Voice in the Slave Narratives of Olaudah Equiano, Frederick Douglass, and Solomon Northrup. By Carver Wendell Waters. Lewiston, N.Y.: Edwin Mellen. 2002. xi, 240 pp. $109.95.
Waters understands voice as the articulation of self, identifying six modes of voice in slave narratives, some of which appear simultaneously. He describes the solipsistic voice as the center of self, from which all other voices emerge. The retrospective voice narrates remembered experiences and may be oriented meditatively inward or propagandistically outward. Voice may take on a simulating tone, ingratiating itself with the reader, or play the trickster, portraying itself to advantage through dissimulation.
American Heretic: Theodore Parker and Transcendentalism. By Dean Grodzins. Chapel Hill: Univ. of North Carolina Press. 2002. xv, 631 pp. $39.95.
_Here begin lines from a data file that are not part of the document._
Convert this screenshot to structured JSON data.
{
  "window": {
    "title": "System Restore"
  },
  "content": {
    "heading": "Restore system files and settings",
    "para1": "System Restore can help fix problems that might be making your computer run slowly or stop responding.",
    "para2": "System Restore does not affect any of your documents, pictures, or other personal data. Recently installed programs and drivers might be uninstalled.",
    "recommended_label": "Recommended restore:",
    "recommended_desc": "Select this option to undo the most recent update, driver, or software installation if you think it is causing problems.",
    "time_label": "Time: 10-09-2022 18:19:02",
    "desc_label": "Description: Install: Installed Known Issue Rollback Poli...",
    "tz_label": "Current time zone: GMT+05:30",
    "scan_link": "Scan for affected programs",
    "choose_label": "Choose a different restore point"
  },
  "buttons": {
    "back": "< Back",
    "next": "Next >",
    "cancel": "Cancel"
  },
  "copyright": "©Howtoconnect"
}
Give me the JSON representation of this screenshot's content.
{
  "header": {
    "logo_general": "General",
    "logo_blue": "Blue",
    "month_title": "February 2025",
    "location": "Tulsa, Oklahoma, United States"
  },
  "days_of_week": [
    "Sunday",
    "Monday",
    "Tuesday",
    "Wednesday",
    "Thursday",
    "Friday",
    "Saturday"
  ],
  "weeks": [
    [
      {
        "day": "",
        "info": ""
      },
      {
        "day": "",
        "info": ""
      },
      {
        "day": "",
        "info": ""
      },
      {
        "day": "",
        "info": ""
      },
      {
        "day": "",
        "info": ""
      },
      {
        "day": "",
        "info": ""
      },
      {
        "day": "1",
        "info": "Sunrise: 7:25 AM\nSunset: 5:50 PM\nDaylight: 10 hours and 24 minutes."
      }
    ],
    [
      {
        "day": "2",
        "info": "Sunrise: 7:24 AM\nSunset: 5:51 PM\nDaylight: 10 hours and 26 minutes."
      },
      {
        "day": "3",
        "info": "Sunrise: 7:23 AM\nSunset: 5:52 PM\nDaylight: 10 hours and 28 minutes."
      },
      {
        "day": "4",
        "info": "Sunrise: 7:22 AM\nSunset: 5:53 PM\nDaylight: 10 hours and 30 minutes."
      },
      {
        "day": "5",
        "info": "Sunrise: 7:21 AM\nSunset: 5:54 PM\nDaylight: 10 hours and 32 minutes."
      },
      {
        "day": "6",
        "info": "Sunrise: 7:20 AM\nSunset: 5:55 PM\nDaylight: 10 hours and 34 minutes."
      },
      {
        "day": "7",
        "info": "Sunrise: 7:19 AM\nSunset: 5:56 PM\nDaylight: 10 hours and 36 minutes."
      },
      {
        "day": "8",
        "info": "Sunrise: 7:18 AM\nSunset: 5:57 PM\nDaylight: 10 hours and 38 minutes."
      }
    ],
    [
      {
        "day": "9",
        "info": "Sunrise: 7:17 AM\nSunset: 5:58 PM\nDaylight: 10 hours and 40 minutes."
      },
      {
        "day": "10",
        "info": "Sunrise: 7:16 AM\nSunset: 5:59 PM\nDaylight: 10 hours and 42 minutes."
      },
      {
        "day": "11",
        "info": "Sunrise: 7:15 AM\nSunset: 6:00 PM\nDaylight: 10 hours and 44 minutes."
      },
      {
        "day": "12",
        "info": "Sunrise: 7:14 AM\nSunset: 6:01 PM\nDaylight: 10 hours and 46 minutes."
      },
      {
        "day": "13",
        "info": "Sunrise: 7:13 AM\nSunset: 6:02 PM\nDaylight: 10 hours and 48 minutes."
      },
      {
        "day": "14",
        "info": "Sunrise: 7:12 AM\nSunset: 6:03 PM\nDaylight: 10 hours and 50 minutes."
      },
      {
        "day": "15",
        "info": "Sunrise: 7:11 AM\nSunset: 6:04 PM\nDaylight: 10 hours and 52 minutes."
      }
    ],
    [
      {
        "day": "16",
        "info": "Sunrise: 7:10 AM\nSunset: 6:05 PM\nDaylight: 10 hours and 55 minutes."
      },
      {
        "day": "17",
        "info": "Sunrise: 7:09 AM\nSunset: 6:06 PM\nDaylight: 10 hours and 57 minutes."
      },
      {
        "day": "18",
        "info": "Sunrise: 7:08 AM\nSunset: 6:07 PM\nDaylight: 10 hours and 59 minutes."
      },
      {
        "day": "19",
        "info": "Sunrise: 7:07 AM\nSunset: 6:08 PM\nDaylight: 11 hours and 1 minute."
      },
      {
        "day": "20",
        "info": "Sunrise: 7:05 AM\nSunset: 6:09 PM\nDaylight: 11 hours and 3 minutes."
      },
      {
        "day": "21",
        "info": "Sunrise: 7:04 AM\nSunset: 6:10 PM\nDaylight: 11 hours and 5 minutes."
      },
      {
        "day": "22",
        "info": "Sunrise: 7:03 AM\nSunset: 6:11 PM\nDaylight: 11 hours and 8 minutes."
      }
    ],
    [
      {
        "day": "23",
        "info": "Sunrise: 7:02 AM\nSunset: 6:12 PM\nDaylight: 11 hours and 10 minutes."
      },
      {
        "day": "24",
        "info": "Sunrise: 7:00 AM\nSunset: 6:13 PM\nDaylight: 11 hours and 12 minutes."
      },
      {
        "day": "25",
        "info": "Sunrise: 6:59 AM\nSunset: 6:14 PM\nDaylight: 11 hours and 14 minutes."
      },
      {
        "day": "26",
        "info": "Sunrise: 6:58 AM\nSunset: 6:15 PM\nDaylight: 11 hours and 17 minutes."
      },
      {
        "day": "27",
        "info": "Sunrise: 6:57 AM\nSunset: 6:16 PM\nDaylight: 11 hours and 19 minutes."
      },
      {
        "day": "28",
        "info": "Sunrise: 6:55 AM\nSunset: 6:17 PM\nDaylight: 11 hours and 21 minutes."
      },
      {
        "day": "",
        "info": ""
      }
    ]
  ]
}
Grodzins draws on Parker's eight hundred surviving sermons, several of his anonymous publications, and his letters and journals to produce a detailed account of Parker's life and his contribution to transcendentalism. Grodzins demonstrates the influence of Parker's personal experiences on his philosophy, suggesting, for example, that the decimation of his family left Parker struggling to affirm and explain God's goodness. Grodzins further argues that analyzing transcendentalism through Parker, instead...